Part 2 of my “Crypto Taxes Around the World” series
In France, cryptocurrencies remained largely unregulated until 2014 when the French tax authority published a text clarifying Bitcoin’s legal status: Bitcoin is now considered a “virtual unit of account stored on electronic supports which allows for a community of users to exchange goods and services between themselves without having to use legal tender”. The objective of this definition is to establish a fiscal status for cryptocurrencies and since Bitcoin is now considered a “virtual unit of account that can be valued and used as a speculative tool”, any income it generates is subject to taxation.
The issue for regulators is that cryptocurrencies are highly decentralized and transactions are anonymous so for now they rely solely on the good faith of cryptocurrency holders to declare the gains they make during the year.
As of January 2019, cryptocurrency capital gains are subject to a 30% tax (article 150 VH of the General Tax Code). Individuals who partake in occasional trading must declare all cryptocurrency sales on their yearly tax returns by filing an annex on which they state all capital gains they made that year. Individuals and companies who own foreign based accounts must also declare all sales on their yearly returns or face fines.
Individuals are only taxed on the capital gains so if you invest 1 000€ in BTC and sell for 1 200€ you need only declare 200€: with a 30% tax rate, you’ll pay 60€ and walk away with the remaining 140€.
Anecdotally, crypto sales under 305 € per year are completely tax exempt and need not be declared.
Professional traders who generate the majority of their income from trading are subject to a special tax regime called the BIC: The authorities will determine if you are subject to this tax regime based on your trading volumes and the amount of income you generate.
Despite the 30% tax rate being criticized as being too high, there is some good news for investors: French Economy Minister Bruno Le Maire recently announced that crypto-to-crypto transactions will remain tax exempt and that capital gains will only be taxed once cryptocurrencies are converted into fiat (euro or other). Further, trading in real currencies and remunerations in cryptocurrencies will remain exempt of value-added tax (TVA) as cryptos are not considered physical goods. Thus, TVA will only be assessed when cryptos are used to purchase goods and services.
Le Maire’s announcement is good news for cryptocurrency investors as tracking and declaring every single transaction is tedious and sometimes near impossible if you have to retroactively declare years of transactions.
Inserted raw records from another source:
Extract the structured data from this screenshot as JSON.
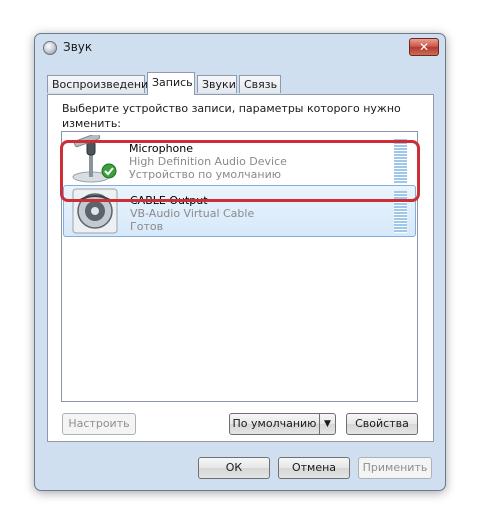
{
  "window": {
    "title": "Звук",
    "close_label": "✕"
  },
  "tabs": [
    {
      "label": "Воспроизведение"
    },
    {
      "label": "Запись"
    },
    {
      "label": "Звуки"
    },
    {
      "label": "Связь"
    }
  ],
  "instructions": "Выберите устройство записи, параметры которого нужно изменить:",
  "devices": [
    {
      "name": "Microphone",
      "description": "High Definition Audio Device",
      "status": "Устройство по умолчанию",
      "icon": "microphone-icon",
      "is_default": true,
      "selected": false
    },
    {
      "name": "CABLE Output",
      "description": "VB-Audio Virtual Cable",
      "status": "Готов",
      "icon": "cable-output-icon",
      "is_default": false,
      "selected": true
    }
  ],
  "buttons": {
    "configure": "Настроить",
    "set_default": "По умолчанию",
    "properties": "Свойства",
    "ok": "ОК",
    "cancel": "Отмена",
    "apply": "Применить"
  },
  "colors": {
    "highlight": "#cc2e35",
    "selection": "#d6e9fa",
    "default_check": "#3aa03a"
  }
}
Governments will feel the urge to quickly implement complicated tax laws to maximize tax collection before crypto holders get familiar with the notion of complying with regulations
Also, implementing a simple tax regime will facilitate both the declaration and the collection of taxes: the main risk is that governments will feel the urge to quickly implement complicated tax laws to maximize tax collection before crypto holders get familiar with the notion of complying with regulations. Indeed, the crypto community is obsessed with the notion of sovereignty and there is a growing divide between those who wish to evade regulations altogether and those who believe that regulations will legitimize widespread crypto investment and adoption.
Naturally, state regulators’ interest in this new form of tax collection will increase given most Western nations’ debt-ridden budgets and evasion will prove to be increasingly difficult.
In sum, it is recommended that individuals involved in cryptocurrency investing stay informed on the evolution of tax legislation in their countries of residence.